This article is cross-posted with Elephant Journal:
We've all heard the whole “pain is inevitable, suffering is optional” idiom thrown around.
I hear it a lot in yoga, often referring to the emotional pain that comes in life, or perhaps the few seconds of “pain” you feel when you get into a triangle pose after a week away from your practice. Suffering in either situation being a choice. That phrase, as I used to know it, sounds so quaint to me now.
Last week I had a tonsillectomy, and for those who've never had one let me tell you, it was one of the worst experiences of my life. I had a terrible recovery, but as with any dark cloud in life there is also a silver lining. The pain/suffering idiom became lodged in my mind, and it was the first time I truly, actually, honestly understood it.
The suffering was real, and not in some esoteric yoga way, but in the real-life, excruciating pain way. It was a powerfully important lesson. Pain in all its forms just exists, there’s nothing we can do about it. But how we handle that pain is a choice. We can wallow it until it’s physically and emotionally out of control. Or we can change our perspective on it, see it as a means to an end, and ultimately be in charge of our own happiness.
I’m definitely not the first, nor the last person to go through this. I talked to many friends about it beforehand, and those who had their tonsils removed as a child said something like, “It’s not so bad, I just remember eating a lot of ice cream!” Contrast that with those who has the surgery as an adult, who said, unequivocally, “It was the worst pain I’ve ever felt in my life!”
So I was warned. I knew what I was getting into. Or at least, I “knew” what I was getting into. I came to learn over the week-plus of recovery that it’s one thing to imagine what the “worst pain in your life” might feel like, and it’s quite another thing to actually feel it. The value of experience cannot be underestimated.
In those seven or so days I endured more pain than I could’ve ever imagined, the worst being night four, which seemed illogical (shouldn’t you be on the mend at that point?) but was true. Terribly true.
That night the level of constant, throbbing, overwhelming pain—and in the throat which is so central to our everyday life—quite literally broke me. Forget swallowing food or water, it hurt just to breathe. My ears were cauldrons of fire. My jaw had just finished a round in the boxing ring. Speaking one word sent razor blades down my throat.
No mindfulness exercise or act of positive thinking was enough. I was bulldozed by regret, “why did I agree to have this surgery?!” Flattened by anger, “you are such an idiot!” Conquered by suffering, “you are so weak!”
At the peak of my suffering I briefly considered taking every pill I’d been prescribed, because it just wasn’t worth it anymore. Life was no longer a viable option. Thankfully, that idea was quickly dismissed by the quiet voice of rational thought I could still hear through the white noise of pain and narcotics.
That emotional breakdown was a low point in my life. But sometimes it’s at our lowest that we finally learn to look up.

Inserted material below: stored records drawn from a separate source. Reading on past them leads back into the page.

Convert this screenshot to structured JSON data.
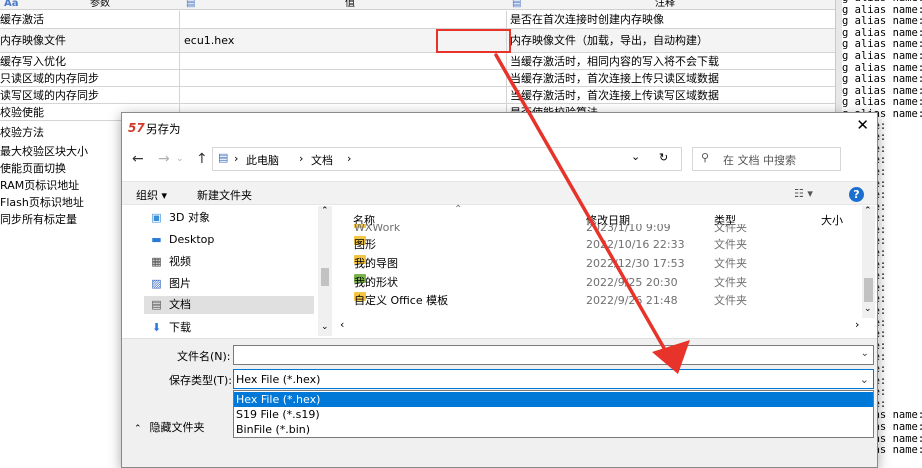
{
  "grid": {
    "headers": [
      "Aa",
      "参数",
      "值",
      "注释"
    ],
    "rows": [
      {
        "param": "缓存激活",
        "value": "",
        "checked": true,
        "note": "是否在首次连接时创建内存映像"
      },
      {
        "param": "内存映像文件",
        "value": "ecu1.hex",
        "checked": false,
        "note": "内存映像文件（加载，导出，自动构建）"
      },
      {
        "param": "缓存写入优化",
        "value": "",
        "checked": true,
        "note": "当缓存激活时，相同内容的写入将不会下载"
      },
      {
        "param": "只读区域的内存同步",
        "value": "",
        "checked": true,
        "note": "当缓存激活时，首次连接上传只读区域数据"
      },
      {
        "param": "读写区域的内存同步",
        "value": "",
        "checked": true,
        "note": "当缓存激活时，首次连接上传读写区域数据"
      },
      {
        "param": "校验使能",
        "value": "",
        "checked": true,
        "note": "是否使能校验算法"
      }
    ],
    "left_labels": [
      "校验方法",
      "最大校验区块大小",
      "使能页面切换",
      "RAM页标识地址",
      "Flash页标识地址",
      "同步所有标定量"
    ]
  },
  "console": {
    "lines": [
      "g alias name:",
      "g alias name:",
      "g alias name:",
      "g alias name:",
      "g alias name:",
      "g alias name:",
      "g alias name:",
      "g alias name:",
      "g alias name:",
      "g alias name:",
      "g alias name:",
      "s name:",
      "s name:",
      "s name:",
      "s name:",
      "s name:",
      "s name:",
      "s name:",
      "s name:",
      "s name:",
      "s name:",
      "s name:",
      "s name:",
      "s name:",
      "s name:",
      "s name:",
      "s name:",
      "s name:",
      "s name:",
      "s name:",
      "s name:",
      "s name:",
      "s name:",
      "s name:",
      "s name:",
      "s name:",
      "g alias name:",
      "g alias name:",
      "g alias name:",
      "g alias name:"
    ]
  },
  "dialog": {
    "icon": "57",
    "title": "另存为",
    "close": "✕",
    "nav": {
      "back": "←",
      "forward": "→",
      "up": "↑"
    },
    "address": {
      "sep": "›",
      "items": [
        "此电脑",
        "文档"
      ],
      "refresh": "↻",
      "dropdown": "⌄"
    },
    "search_placeholder": "在 文档 中搜索",
    "toolbar": {
      "organize": "组织 ▾",
      "new_folder": "新建文件夹",
      "view": "☷ ▾",
      "help": "?"
    },
    "nav_items": [
      {
        "icon": "▣",
        "label": "3D 对象",
        "selected": false
      },
      {
        "icon": "▬",
        "label": "Desktop",
        "selected": false
      },
      {
        "icon": "▦",
        "label": "视频",
        "selected": false
      },
      {
        "icon": "▨",
        "label": "图片",
        "selected": false
      },
      {
        "icon": "▤",
        "label": "文档",
        "selected": true
      },
      {
        "icon": "⬇",
        "label": "下载",
        "selected": false
      }
    ],
    "columns": [
      "名称",
      "修改日期",
      "类型",
      "大小"
    ],
    "files": [
      {
        "name": "WXWork",
        "date": "2023/1/10 9:09",
        "type": "文件夹"
      },
      {
        "name": "图形",
        "date": "2022/10/16 22:33",
        "type": "文件夹"
      },
      {
        "name": "我的导图",
        "date": "2022/12/30 17:53",
        "type": "文件夹"
      },
      {
        "name": "我的形状",
        "date": "2022/9/25 20:30",
        "type": "文件夹"
      },
      {
        "name": "自定义 Office 模板",
        "date": "2022/9/26 21:48",
        "type": "文件夹"
      }
    ],
    "filename_label": "文件名(N):",
    "filename_value": "",
    "filetype_label": "保存类型(T):",
    "filetype_value": "Hex File (*.hex)",
    "filetype_options": [
      "Hex File (*.hex)",
      "S19 File (*.s19)",
      "BinFile (*.bin)"
    ],
    "hide_folders": "隐藏文件夹"
  },
  "colors": {
    "accent": "#0078d7",
    "annotation": "#e8332b"
  }
}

At a very basic level, my emotions that night made the physical pain worse. Like so many other things, crying uses your throat. So that was my first realization: by wallowing in my pain I was making the pain stronger. Getting upset by it was actually counterintuitive, because it perpetuated the problem.
The same lesson goes for many other parts of life: nerves before public speaking is counterintuitive, because that anxiety can actually cause you to make the verbal mistake you’re so nervous about. Anger at someone when they’ve talked smack is counterintuitive, because that anger causes you to be an asshole which actually encourages a negative persona.

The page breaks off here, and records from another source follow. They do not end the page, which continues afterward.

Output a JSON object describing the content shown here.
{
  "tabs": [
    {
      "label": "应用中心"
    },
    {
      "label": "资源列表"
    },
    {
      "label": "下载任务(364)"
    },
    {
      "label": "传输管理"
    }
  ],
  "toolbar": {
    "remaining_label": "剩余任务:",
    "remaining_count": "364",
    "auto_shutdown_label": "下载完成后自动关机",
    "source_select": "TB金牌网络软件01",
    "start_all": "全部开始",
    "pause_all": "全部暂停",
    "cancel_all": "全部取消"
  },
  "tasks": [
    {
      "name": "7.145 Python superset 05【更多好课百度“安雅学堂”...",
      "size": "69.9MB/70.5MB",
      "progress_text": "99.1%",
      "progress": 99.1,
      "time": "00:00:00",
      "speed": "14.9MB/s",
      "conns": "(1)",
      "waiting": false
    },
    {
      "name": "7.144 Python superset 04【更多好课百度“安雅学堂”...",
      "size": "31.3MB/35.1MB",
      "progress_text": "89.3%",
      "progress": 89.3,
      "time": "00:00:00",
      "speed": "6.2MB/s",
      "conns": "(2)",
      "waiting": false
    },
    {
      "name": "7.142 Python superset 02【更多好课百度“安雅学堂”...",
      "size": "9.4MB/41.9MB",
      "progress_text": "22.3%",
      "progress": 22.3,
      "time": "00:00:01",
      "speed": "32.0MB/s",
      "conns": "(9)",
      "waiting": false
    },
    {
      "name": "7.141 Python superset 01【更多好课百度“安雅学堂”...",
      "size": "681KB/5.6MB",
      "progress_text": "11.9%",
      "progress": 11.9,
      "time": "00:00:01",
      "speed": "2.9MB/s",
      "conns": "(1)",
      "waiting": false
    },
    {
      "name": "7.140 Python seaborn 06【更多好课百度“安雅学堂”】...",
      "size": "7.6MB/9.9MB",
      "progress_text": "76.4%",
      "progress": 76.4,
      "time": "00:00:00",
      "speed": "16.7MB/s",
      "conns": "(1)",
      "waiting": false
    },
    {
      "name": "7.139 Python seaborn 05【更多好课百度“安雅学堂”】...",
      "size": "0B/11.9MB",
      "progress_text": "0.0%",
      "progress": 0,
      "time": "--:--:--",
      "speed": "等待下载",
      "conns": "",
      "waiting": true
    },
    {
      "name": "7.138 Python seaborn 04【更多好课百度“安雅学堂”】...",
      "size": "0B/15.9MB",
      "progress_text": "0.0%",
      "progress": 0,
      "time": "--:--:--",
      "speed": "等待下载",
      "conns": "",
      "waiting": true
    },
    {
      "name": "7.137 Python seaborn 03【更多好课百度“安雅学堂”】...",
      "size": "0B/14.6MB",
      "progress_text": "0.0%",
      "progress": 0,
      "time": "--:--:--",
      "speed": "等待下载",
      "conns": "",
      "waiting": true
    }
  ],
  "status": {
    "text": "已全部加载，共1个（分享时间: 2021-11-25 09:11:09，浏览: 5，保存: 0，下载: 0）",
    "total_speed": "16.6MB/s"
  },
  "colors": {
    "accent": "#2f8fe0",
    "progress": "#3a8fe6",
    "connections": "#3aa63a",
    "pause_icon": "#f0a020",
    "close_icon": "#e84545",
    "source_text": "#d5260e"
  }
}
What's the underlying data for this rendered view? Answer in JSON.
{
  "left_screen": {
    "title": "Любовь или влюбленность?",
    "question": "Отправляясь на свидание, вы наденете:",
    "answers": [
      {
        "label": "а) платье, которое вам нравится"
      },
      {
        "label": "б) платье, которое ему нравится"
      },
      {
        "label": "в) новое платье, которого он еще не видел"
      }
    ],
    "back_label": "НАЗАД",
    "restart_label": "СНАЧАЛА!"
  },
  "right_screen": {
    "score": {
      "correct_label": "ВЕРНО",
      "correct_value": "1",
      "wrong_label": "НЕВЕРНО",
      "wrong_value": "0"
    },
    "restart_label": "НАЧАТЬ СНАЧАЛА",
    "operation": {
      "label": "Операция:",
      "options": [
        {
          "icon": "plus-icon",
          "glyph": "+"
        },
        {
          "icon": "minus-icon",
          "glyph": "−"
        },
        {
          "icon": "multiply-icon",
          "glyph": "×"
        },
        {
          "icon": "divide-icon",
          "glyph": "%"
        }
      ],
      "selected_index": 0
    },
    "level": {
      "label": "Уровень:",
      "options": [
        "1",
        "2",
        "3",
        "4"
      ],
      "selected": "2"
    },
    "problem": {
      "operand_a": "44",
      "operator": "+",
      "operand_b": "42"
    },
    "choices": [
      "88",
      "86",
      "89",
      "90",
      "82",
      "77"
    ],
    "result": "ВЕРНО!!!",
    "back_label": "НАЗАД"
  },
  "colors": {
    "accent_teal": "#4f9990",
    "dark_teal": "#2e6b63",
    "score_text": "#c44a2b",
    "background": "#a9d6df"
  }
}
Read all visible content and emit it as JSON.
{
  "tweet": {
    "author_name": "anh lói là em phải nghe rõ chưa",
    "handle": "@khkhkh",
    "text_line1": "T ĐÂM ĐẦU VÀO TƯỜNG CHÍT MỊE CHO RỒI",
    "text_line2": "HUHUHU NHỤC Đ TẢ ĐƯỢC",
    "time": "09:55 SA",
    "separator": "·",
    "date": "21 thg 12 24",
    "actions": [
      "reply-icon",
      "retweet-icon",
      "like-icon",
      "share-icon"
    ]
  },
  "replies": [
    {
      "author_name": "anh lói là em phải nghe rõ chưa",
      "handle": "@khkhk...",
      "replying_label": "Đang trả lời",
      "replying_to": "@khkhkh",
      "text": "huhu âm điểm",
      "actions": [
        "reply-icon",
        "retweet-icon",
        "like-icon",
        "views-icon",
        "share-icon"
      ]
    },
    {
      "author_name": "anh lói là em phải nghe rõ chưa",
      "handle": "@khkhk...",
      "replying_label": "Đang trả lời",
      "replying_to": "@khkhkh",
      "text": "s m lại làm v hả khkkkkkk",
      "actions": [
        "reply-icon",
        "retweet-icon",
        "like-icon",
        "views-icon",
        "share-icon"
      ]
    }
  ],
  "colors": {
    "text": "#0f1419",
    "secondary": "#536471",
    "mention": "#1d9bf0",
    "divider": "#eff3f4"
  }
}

At a much broader level, letting myself get dragged down by the pain caused me to lose all hope. This was my most important realization: by wallowing in the pain I was letting the pain win. I had no choice in the matter—the pain existed no matter how many deep breaths I took or vicodins I popped. But the suffering I felt, that was entirely up to me. Instead of suffering I could be mindful about the pain, view it as part of the healing process, a means to a much more positive end, as evidence of my throat repairing itself.
Wallowing in any pain—physical, emotional or yogi—and letting that pain drag me down, that is entirely up to me.
I had a choice: continue to suffer or make up my mind to be happy.
I chose to be happy.
The next morning was day five, and I woke up in the same excruciating pain. But I also woke up with a smile, because I knew that in a day or so I would feel relief, in a week I would feel back to normal, and in a month my sleep apnea and constant colds would (hopefully) go away. I woke up with a smile, because I knew it was all downhill cruising from there. I woke up with a smile, because I saw the light at the end of the tunnel.
I woke up with a smile, because I knew that I no longer had to suffer, and turns out that was really all I needed to know.